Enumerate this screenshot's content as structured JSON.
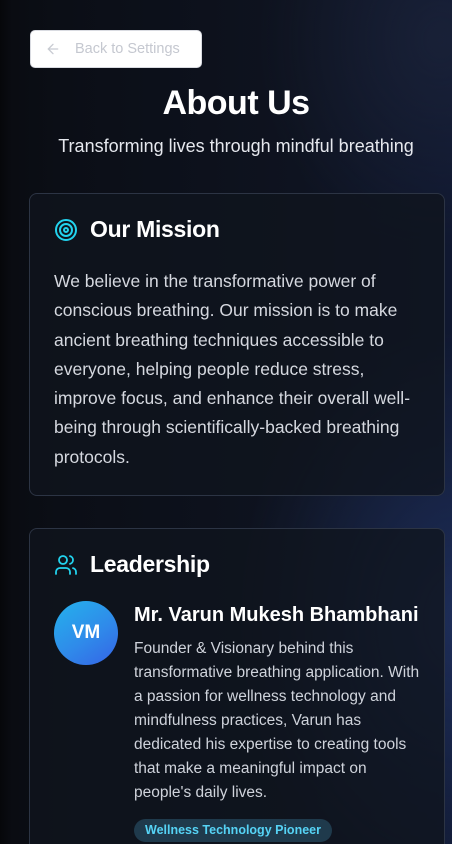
{
  "back_button": {
    "icon": "arrow-left-icon",
    "label": "Back to Settings"
  },
  "header": {
    "title": "About Us",
    "subtitle": "Transforming lives through mindful breathing"
  },
  "mission": {
    "icon": "target-icon",
    "title": "Our Mission",
    "text": "We believe in the transformative power of conscious breathing. Our mission is to make ancient breathing techniques accessible to everyone, helping people reduce stress, improve focus, and enhance their overall well-being through scientifically-backed breathing protocols."
  },
  "leadership": {
    "icon": "users-icon",
    "title": "Leadership",
    "leader": {
      "initials": "VM",
      "name": "Mr. Varun Mukesh Bhambhani",
      "bio": "Founder & Visionary behind this transformative breathing application. With a passion for wellness technology and mindfulness practices, Varun has dedicated his expertise to creating tools that make a meaningful impact on people's daily lives.",
      "badge": "Wellness Technology Pioneer"
    }
  },
  "colors": {
    "accent": "#22d3ee",
    "avatar_gradient_start": "#24b2ec",
    "avatar_gradient_end": "#3563e6",
    "badge_text": "#56d3f5",
    "badge_background": "#1f3a4c"
  }
}
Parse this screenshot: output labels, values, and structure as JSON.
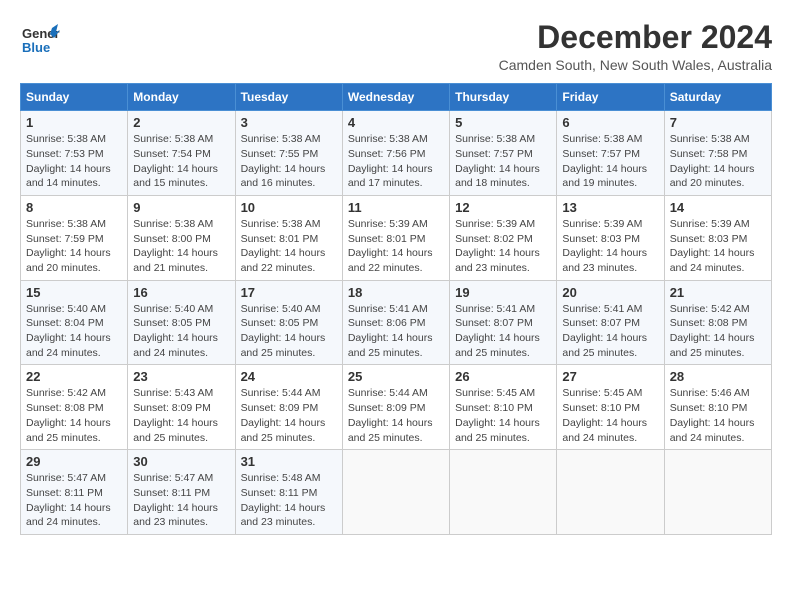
{
  "app": {
    "logo_general": "General",
    "logo_blue": "Blue"
  },
  "header": {
    "month_title": "December 2024",
    "location": "Camden South, New South Wales, Australia"
  },
  "weekdays": [
    "Sunday",
    "Monday",
    "Tuesday",
    "Wednesday",
    "Thursday",
    "Friday",
    "Saturday"
  ],
  "weeks": [
    [
      {
        "day": "1",
        "sunrise": "5:38 AM",
        "sunset": "7:53 PM",
        "daylight": "14 hours and 14 minutes."
      },
      {
        "day": "2",
        "sunrise": "5:38 AM",
        "sunset": "7:54 PM",
        "daylight": "14 hours and 15 minutes."
      },
      {
        "day": "3",
        "sunrise": "5:38 AM",
        "sunset": "7:55 PM",
        "daylight": "14 hours and 16 minutes."
      },
      {
        "day": "4",
        "sunrise": "5:38 AM",
        "sunset": "7:56 PM",
        "daylight": "14 hours and 17 minutes."
      },
      {
        "day": "5",
        "sunrise": "5:38 AM",
        "sunset": "7:57 PM",
        "daylight": "14 hours and 18 minutes."
      },
      {
        "day": "6",
        "sunrise": "5:38 AM",
        "sunset": "7:57 PM",
        "daylight": "14 hours and 19 minutes."
      },
      {
        "day": "7",
        "sunrise": "5:38 AM",
        "sunset": "7:58 PM",
        "daylight": "14 hours and 20 minutes."
      }
    ],
    [
      {
        "day": "8",
        "sunrise": "5:38 AM",
        "sunset": "7:59 PM",
        "daylight": "14 hours and 20 minutes."
      },
      {
        "day": "9",
        "sunrise": "5:38 AM",
        "sunset": "8:00 PM",
        "daylight": "14 hours and 21 minutes."
      },
      {
        "day": "10",
        "sunrise": "5:38 AM",
        "sunset": "8:01 PM",
        "daylight": "14 hours and 22 minutes."
      },
      {
        "day": "11",
        "sunrise": "5:39 AM",
        "sunset": "8:01 PM",
        "daylight": "14 hours and 22 minutes."
      },
      {
        "day": "12",
        "sunrise": "5:39 AM",
        "sunset": "8:02 PM",
        "daylight": "14 hours and 23 minutes."
      },
      {
        "day": "13",
        "sunrise": "5:39 AM",
        "sunset": "8:03 PM",
        "daylight": "14 hours and 23 minutes."
      },
      {
        "day": "14",
        "sunrise": "5:39 AM",
        "sunset": "8:03 PM",
        "daylight": "14 hours and 24 minutes."
      }
    ],
    [
      {
        "day": "15",
        "sunrise": "5:40 AM",
        "sunset": "8:04 PM",
        "daylight": "14 hours and 24 minutes."
      },
      {
        "day": "16",
        "sunrise": "5:40 AM",
        "sunset": "8:05 PM",
        "daylight": "14 hours and 24 minutes."
      },
      {
        "day": "17",
        "sunrise": "5:40 AM",
        "sunset": "8:05 PM",
        "daylight": "14 hours and 25 minutes."
      },
      {
        "day": "18",
        "sunrise": "5:41 AM",
        "sunset": "8:06 PM",
        "daylight": "14 hours and 25 minutes."
      },
      {
        "day": "19",
        "sunrise": "5:41 AM",
        "sunset": "8:07 PM",
        "daylight": "14 hours and 25 minutes."
      },
      {
        "day": "20",
        "sunrise": "5:41 AM",
        "sunset": "8:07 PM",
        "daylight": "14 hours and 25 minutes."
      },
      {
        "day": "21",
        "sunrise": "5:42 AM",
        "sunset": "8:08 PM",
        "daylight": "14 hours and 25 minutes."
      }
    ],
    [
      {
        "day": "22",
        "sunrise": "5:42 AM",
        "sunset": "8:08 PM",
        "daylight": "14 hours and 25 minutes."
      },
      {
        "day": "23",
        "sunrise": "5:43 AM",
        "sunset": "8:09 PM",
        "daylight": "14 hours and 25 minutes."
      },
      {
        "day": "24",
        "sunrise": "5:44 AM",
        "sunset": "8:09 PM",
        "daylight": "14 hours and 25 minutes."
      },
      {
        "day": "25",
        "sunrise": "5:44 AM",
        "sunset": "8:09 PM",
        "daylight": "14 hours and 25 minutes."
      },
      {
        "day": "26",
        "sunrise": "5:45 AM",
        "sunset": "8:10 PM",
        "daylight": "14 hours and 25 minutes."
      },
      {
        "day": "27",
        "sunrise": "5:45 AM",
        "sunset": "8:10 PM",
        "daylight": "14 hours and 24 minutes."
      },
      {
        "day": "28",
        "sunrise": "5:46 AM",
        "sunset": "8:10 PM",
        "daylight": "14 hours and 24 minutes."
      }
    ],
    [
      {
        "day": "29",
        "sunrise": "5:47 AM",
        "sunset": "8:11 PM",
        "daylight": "14 hours and 24 minutes."
      },
      {
        "day": "30",
        "sunrise": "5:47 AM",
        "sunset": "8:11 PM",
        "daylight": "14 hours and 23 minutes."
      },
      {
        "day": "31",
        "sunrise": "5:48 AM",
        "sunset": "8:11 PM",
        "daylight": "14 hours and 23 minutes."
      },
      null,
      null,
      null,
      null
    ]
  ]
}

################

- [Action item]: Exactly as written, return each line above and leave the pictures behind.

- [Answer box]:
Enumerate this screenshot's content as structured JSON.
{
  "back_button": {
    "icon": "arrow-left-icon",
    "label": "Back to Settings"
  },
  "header": {
    "title": "About Us",
    "subtitle": "Transforming lives through mindful breathing"
  },
  "mission": {
    "icon": "target-icon",
    "title": "Our Mission",
    "text": "We believe in the transformative power of conscious breathing. Our mission is to make ancient breathing techniques accessible to everyone, helping people reduce stress, improve focus, and enhance their overall well-being through scientifically-backed breathing protocols."
  },
  "leadership": {
    "icon": "users-icon",
    "title": "Leadership",
    "leader": {
      "initials": "VM",
      "name": "Mr. Varun Mukesh Bhambhani",
      "bio": "Founder & Visionary behind this transformative breathing application. With a passion for wellness technology and mindfulness practices, Varun has dedicated his expertise to creating tools that make a meaningful impact on people's daily lives.",
      "badge": "Wellness Technology Pioneer"
    }
  },
  "colors": {
    "accent": "#22d3ee",
    "avatar_gradient_start": "#24b2ec",
    "avatar_gradient_end": "#3563e6",
    "badge_text": "#56d3f5",
    "badge_background": "#1f3a4c"
  }
}
Parse this screenshot: output labels, values, and structure as JSON.
{
  "app": {
    "logo_general": "General",
    "logo_blue": "Blue"
  },
  "header": {
    "month_title": "December 2024",
    "location": "Camden South, New South Wales, Australia"
  },
  "weekdays": [
    "Sunday",
    "Monday",
    "Tuesday",
    "Wednesday",
    "Thursday",
    "Friday",
    "Saturday"
  ],
  "weeks": [
    [
      {
        "day": "1",
        "sunrise": "5:38 AM",
        "sunset": "7:53 PM",
        "daylight": "14 hours and 14 minutes."
      },
      {
        "day": "2",
        "sunrise": "5:38 AM",
        "sunset": "7:54 PM",
        "daylight": "14 hours and 15 minutes."
      },
      {
        "day": "3",
        "sunrise": "5:38 AM",
        "sunset": "7:55 PM",
        "daylight": "14 hours and 16 minutes."
      },
      {
        "day": "4",
        "sunrise": "5:38 AM",
        "sunset": "7:56 PM",
        "daylight": "14 hours and 17 minutes."
      },
      {
        "day": "5",
        "sunrise": "5:38 AM",
        "sunset": "7:57 PM",
        "daylight": "14 hours and 18 minutes."
      },
      {
        "day": "6",
        "sunrise": "5:38 AM",
        "sunset": "7:57 PM",
        "daylight": "14 hours and 19 minutes."
      },
      {
        "day": "7",
        "sunrise": "5:38 AM",
        "sunset": "7:58 PM",
        "daylight": "14 hours and 20 minutes."
      }
    ],
    [
      {
        "day": "8",
        "sunrise": "5:38 AM",
        "sunset": "7:59 PM",
        "daylight": "14 hours and 20 minutes."
      },
      {
        "day": "9",
        "sunrise": "5:38 AM",
        "sunset": "8:00 PM",
        "daylight": "14 hours and 21 minutes."
      },
      {
        "day": "10",
        "sunrise": "5:38 AM",
        "sunset": "8:01 PM",
        "daylight": "14 hours and 22 minutes."
      },
      {
        "day": "11",
        "sunrise": "5:39 AM",
        "sunset": "8:01 PM",
        "daylight": "14 hours and 22 minutes."
      },
      {
        "day": "12",
        "sunrise": "5:39 AM",
        "sunset": "8:02 PM",
        "daylight": "14 hours and 23 minutes."
      },
      {
        "day": "13",
        "sunrise": "5:39 AM",
        "sunset": "8:03 PM",
        "daylight": "14 hours and 23 minutes."
      },
      {
        "day": "14",
        "sunrise": "5:39 AM",
        "sunset": "8:03 PM",
        "daylight": "14 hours and 24 minutes."
      }
    ],
    [
      {
        "day": "15",
        "sunrise": "5:40 AM",
        "sunset": "8:04 PM",
        "daylight": "14 hours and 24 minutes."
      },
      {
        "day": "16",
        "sunrise": "5:40 AM",
        "sunset": "8:05 PM",
        "daylight": "14 hours and 24 minutes."
      },
      {
        "day": "17",
        "sunrise": "5:40 AM",
        "sunset": "8:05 PM",
        "daylight": "14 hours and 25 minutes."
      },
      {
        "day": "18",
        "sunrise": "5:41 AM",
        "sunset": "8:06 PM",
        "daylight": "14 hours and 25 minutes."
      },
      {
        "day": "19",
        "sunrise": "5:41 AM",
        "sunset": "8:07 PM",
        "daylight": "14 hours and 25 minutes."
      },
      {
        "day": "20",
        "sunrise": "5:41 AM",
        "sunset": "8:07 PM",
        "daylight": "14 hours and 25 minutes."
      },
      {
        "day": "21",
        "sunrise": "5:42 AM",
        "sunset": "8:08 PM",
        "daylight": "14 hours and 25 minutes."
      }
    ],
    [
      {
        "day": "22",
        "sunrise": "5:42 AM",
        "sunset": "8:08 PM",
        "daylight": "14 hours and 25 minutes."
      },
      {
        "day": "23",
        "sunrise": "5:43 AM",
        "sunset": "8:09 PM",
        "daylight": "14 hours and 25 minutes."
      },
      {
        "day": "24",
        "sunrise": "5:44 AM",
        "sunset": "8:09 PM",
        "daylight": "14 hours and 25 minutes."
      },
      {
        "day": "25",
        "sunrise": "5:44 AM",
        "sunset": "8:09 PM",
        "daylight": "14 hours and 25 minutes."
      },
      {
        "day": "26",
        "sunrise": "5:45 AM",
        "sunset": "8:10 PM",
        "daylight": "14 hours and 25 minutes."
      },
      {
        "day": "27",
        "sunrise": "5:45 AM",
        "sunset": "8:10 PM",
        "daylight": "14 hours and 24 minutes."
      },
      {
        "day": "28",
        "sunrise": "5:46 AM",
        "sunset": "8:10 PM",
        "daylight": "14 hours and 24 minutes."
      }
    ],
    [
      {
        "day": "29",
        "sunrise": "5:47 AM",
        "sunset": "8:11 PM",
        "daylight": "14 hours and 24 minutes."
      },
      {
        "day": "30",
        "sunrise": "5:47 AM",
        "sunset": "8:11 PM",
        "daylight": "14 hours and 23 minutes."
      },
      {
        "day": "31",
        "sunrise": "5:48 AM",
        "sunset": "8:11 PM",
        "daylight": "14 hours and 23 minutes."
      },
      null,
      null,
      null,
      null
    ]
  ]
}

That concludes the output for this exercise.